Pick five to ten important goals for your peer group to work toward after it has been formed. Make sure to select a manageable number of goals for your facility’s team. You may measure factors like patient characteristics, processes or outcomes. Here are some ideas for guiding metrics:

3. Gain support from management

After defining a peer group and selecting goals to begin the benchmarking process, it’s crucial to get management support for the project. To discuss the advantages a benchmarking project could offer the organization and patient outcomes, think about scheduling a meeting with a manager or executive at the healthcare facility. After that, you can collaborate with them to create a strategic course, develop goals, and set up interventions to achieve those goals. It’s crucial to allocate enough time, money, and personnel to carry out these interventions successfully.

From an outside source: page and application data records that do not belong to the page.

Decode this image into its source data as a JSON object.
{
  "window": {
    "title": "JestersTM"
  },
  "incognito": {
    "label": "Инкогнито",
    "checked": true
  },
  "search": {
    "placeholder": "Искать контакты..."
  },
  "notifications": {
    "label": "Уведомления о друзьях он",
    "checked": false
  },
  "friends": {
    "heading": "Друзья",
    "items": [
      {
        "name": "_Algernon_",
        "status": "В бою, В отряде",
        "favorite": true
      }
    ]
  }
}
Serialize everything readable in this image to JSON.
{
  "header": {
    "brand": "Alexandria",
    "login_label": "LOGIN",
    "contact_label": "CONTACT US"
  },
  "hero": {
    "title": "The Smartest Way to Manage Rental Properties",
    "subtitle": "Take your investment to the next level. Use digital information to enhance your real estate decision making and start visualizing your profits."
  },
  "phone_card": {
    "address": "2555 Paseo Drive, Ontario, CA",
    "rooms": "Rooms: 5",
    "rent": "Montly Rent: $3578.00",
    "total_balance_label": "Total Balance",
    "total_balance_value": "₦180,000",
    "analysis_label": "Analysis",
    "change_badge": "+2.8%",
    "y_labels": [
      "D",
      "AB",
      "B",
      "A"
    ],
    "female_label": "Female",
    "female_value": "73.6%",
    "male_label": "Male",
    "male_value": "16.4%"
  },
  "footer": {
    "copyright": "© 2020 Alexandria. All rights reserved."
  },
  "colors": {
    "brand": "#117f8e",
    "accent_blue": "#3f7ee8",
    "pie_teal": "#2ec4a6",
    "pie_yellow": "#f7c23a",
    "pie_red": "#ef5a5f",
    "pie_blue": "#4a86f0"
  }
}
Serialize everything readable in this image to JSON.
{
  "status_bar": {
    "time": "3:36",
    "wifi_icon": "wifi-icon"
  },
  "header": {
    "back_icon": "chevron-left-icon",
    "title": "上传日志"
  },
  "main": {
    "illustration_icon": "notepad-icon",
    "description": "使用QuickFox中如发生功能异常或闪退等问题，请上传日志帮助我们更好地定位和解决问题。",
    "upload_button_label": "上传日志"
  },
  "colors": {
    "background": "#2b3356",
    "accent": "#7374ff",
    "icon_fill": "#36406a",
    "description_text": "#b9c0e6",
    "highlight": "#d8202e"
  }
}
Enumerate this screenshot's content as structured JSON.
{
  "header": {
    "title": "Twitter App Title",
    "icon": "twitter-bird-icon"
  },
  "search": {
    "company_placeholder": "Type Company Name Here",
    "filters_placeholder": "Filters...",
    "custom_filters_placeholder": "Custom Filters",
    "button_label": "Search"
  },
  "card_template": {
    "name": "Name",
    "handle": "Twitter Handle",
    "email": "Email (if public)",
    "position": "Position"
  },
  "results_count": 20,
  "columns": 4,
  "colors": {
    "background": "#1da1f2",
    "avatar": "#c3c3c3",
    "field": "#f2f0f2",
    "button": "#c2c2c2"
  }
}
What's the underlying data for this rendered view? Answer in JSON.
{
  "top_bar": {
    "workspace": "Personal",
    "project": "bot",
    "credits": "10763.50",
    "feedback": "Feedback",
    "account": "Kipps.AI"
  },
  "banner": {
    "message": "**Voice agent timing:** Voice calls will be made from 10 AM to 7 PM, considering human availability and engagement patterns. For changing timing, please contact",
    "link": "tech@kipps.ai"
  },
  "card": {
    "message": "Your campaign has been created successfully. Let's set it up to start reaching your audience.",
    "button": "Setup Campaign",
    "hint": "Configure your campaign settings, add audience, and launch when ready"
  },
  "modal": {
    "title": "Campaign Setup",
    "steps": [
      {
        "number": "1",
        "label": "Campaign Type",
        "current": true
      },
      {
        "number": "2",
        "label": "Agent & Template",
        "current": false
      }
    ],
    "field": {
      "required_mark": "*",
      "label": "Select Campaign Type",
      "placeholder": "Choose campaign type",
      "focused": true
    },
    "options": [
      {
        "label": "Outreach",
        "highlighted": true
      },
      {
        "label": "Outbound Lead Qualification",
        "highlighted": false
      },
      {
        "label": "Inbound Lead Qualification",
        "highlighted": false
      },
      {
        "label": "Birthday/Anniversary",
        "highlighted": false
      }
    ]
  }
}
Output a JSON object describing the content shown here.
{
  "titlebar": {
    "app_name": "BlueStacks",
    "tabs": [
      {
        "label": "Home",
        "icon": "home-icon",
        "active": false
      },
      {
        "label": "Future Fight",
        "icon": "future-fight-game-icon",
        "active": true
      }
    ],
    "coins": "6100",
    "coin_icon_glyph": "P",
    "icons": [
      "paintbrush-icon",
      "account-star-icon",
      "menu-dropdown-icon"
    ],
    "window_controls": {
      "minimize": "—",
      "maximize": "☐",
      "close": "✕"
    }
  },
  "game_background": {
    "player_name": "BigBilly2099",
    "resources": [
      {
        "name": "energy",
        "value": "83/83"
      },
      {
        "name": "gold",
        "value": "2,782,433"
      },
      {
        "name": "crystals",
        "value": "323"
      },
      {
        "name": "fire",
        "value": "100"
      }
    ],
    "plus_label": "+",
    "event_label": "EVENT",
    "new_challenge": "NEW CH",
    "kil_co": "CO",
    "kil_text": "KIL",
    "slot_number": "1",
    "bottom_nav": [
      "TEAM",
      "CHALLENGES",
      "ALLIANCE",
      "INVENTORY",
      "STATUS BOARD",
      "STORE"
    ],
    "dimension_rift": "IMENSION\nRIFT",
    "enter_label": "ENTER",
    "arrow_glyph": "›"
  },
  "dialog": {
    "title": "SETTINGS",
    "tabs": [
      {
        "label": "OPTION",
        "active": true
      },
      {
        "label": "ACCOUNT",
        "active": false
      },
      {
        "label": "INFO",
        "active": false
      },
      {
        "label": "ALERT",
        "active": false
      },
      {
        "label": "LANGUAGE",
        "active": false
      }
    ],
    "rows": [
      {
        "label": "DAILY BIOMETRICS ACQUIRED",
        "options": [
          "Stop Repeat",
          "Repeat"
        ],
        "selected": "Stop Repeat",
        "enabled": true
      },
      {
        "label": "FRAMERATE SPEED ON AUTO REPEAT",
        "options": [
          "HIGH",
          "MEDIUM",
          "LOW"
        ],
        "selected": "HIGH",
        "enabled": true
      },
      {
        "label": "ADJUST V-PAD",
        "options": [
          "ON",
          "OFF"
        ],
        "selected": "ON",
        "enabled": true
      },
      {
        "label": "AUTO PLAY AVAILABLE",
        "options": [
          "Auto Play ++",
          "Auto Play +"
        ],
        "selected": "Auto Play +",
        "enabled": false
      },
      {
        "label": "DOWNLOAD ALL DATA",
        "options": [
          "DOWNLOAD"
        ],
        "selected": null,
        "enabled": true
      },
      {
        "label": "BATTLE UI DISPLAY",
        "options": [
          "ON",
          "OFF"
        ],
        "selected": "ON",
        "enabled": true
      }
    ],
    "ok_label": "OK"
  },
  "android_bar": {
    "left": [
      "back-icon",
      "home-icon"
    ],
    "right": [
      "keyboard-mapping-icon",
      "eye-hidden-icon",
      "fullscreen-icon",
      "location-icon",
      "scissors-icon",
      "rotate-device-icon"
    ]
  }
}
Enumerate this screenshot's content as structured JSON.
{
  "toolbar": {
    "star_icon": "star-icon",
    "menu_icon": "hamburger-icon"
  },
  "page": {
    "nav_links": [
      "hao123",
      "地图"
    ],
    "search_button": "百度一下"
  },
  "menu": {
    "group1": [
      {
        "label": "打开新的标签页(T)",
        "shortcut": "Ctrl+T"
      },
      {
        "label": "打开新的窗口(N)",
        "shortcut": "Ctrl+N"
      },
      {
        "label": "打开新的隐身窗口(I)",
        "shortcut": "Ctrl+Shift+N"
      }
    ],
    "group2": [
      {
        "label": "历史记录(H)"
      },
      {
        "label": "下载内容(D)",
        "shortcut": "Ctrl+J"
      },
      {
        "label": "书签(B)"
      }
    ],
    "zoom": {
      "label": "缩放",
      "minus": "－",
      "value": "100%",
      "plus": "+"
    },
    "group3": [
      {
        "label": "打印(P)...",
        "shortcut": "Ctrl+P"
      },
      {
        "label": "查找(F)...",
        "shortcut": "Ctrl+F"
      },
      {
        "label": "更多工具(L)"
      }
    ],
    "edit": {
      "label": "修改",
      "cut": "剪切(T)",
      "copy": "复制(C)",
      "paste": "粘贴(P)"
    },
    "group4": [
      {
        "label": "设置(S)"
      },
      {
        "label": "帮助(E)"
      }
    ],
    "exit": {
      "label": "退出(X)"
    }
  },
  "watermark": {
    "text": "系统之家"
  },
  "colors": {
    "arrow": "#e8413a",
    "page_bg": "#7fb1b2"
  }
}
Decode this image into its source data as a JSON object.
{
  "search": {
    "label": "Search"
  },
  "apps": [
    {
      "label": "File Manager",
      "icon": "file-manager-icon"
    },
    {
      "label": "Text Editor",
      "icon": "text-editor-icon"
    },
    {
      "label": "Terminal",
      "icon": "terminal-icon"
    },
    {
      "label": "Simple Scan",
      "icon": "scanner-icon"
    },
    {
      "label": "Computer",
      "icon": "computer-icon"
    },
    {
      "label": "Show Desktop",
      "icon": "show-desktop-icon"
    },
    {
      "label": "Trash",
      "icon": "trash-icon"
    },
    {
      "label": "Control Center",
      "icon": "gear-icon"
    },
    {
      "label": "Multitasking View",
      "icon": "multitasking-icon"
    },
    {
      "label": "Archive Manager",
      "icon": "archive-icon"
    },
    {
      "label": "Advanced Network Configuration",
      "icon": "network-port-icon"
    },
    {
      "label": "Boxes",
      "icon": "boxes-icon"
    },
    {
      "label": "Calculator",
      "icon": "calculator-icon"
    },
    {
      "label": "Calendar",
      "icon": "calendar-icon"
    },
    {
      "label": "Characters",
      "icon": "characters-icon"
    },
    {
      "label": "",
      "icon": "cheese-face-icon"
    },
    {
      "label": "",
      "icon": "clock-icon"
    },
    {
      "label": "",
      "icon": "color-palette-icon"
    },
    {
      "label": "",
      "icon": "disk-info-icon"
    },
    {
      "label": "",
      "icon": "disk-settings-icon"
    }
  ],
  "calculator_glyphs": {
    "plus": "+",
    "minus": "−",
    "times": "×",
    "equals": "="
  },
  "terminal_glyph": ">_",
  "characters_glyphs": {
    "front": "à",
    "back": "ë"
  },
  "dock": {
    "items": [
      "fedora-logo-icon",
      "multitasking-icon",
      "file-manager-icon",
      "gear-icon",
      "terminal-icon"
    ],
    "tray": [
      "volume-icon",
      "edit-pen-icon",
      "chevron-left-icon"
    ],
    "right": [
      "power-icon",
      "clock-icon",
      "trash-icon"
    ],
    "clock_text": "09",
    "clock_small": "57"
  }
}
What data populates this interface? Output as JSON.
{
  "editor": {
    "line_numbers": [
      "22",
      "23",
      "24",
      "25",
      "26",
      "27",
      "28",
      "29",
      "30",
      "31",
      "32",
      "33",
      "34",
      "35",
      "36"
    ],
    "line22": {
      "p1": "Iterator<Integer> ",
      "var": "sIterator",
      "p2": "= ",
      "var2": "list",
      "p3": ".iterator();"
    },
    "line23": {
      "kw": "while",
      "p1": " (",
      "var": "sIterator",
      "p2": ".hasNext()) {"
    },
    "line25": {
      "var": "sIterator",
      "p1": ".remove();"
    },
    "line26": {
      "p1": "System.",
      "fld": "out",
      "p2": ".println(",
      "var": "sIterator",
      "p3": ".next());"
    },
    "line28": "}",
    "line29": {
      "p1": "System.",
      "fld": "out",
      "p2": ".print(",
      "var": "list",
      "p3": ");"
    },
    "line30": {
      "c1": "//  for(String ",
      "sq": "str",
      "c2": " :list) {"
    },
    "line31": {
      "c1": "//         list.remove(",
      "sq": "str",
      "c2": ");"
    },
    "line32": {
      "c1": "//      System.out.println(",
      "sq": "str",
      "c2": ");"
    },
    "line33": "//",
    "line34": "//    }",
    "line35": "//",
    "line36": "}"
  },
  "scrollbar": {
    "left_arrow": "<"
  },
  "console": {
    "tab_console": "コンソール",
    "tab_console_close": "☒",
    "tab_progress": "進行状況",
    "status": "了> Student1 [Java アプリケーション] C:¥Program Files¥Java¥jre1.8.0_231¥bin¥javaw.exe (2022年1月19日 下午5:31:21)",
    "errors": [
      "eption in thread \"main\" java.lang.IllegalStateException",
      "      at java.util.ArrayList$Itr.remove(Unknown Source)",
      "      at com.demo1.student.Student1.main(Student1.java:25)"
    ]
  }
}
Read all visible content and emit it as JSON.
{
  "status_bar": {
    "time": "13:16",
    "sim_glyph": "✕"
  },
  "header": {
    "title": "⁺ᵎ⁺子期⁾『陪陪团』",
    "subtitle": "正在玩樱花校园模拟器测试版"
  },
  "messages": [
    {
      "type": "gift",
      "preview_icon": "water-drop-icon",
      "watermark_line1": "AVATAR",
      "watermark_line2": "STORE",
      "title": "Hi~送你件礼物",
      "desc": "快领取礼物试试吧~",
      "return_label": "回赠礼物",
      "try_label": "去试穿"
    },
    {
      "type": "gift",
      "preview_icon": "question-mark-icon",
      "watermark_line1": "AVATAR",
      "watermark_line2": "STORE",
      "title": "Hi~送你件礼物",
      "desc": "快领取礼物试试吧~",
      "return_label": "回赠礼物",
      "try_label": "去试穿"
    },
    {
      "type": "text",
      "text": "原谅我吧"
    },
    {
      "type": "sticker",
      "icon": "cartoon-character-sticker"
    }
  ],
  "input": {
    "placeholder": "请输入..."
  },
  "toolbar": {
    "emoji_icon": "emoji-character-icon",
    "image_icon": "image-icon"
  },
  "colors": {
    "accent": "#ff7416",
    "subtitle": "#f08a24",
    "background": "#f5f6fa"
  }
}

4. Host a forum

Hosting a forum with important facility staff members can be beneficial after finalizing an initial plan with management. Present the benchmarking plan and information on best practices initiatives in this forum. Team members can then express their opinions and ask questions. The knowledge gained from the experience of nurses, doctors, lab technicians, administrative assistants, and other healthcare professionals may help to improve benchmarking. Hosting this team meeting can also promote a shared understanding of quality and improvement, inspiring participants to achieve challenging objectives.

5. Form a task group

Creating a task force or committee for your benchmarking project might be a smart idea. The committee’s composition may change depending on the type of benchmarking you’re doing. For instance, it might be beneficial to request that each department head join the benchmarking task group if you intend to compare performance across departments. People on this team may be in charge of tracking advancement toward benchmark objectives and determining protocol adherence. They can routinely audit clinical procedures to make sure the intended effects are realized.

To automate benchmarking and goal-setting tasks and quickly and effectively collect data, think about using software tools. The task group can use a variety of applications and electronic health record systems to help with data analysis. These resources could offer a central database and dashboard where team members could view the most important metrics and objectives. These programs frequently operate in the cloud, allowing users to access, edit, update, save, and share data instantly from any computer or other device with an internet connection.


What is an example of benchmarking in healthcare?

For instance, a hospital may use internal benchmarking to assess the current practices in each department and then set objectives for 100% hand hygiene compliance throughout the hospital if they want to improve hand washing and sanitizing practices to prevent infections.

What is benchmarking in care?

According to DH (2010b), clinical benchmarking is “a systematic process in which current practice and care are compared to, and amended to achieve, best practice and care.” A system called benchmarking offers a structured method for realistic and encouraging practice development.

How is benchmarking accomplished in healthcare?

Introducing AI to Benchmarking Healthcare benchmarking aims to increase effectiveness, care quality, patient safety, and satisfaction. The procedure entails examining standards, best practices, and evidence-based practices before locating potential improvement areas.

Related Posts

Leave a Reply

Your email address will not be published. Required fields are marked *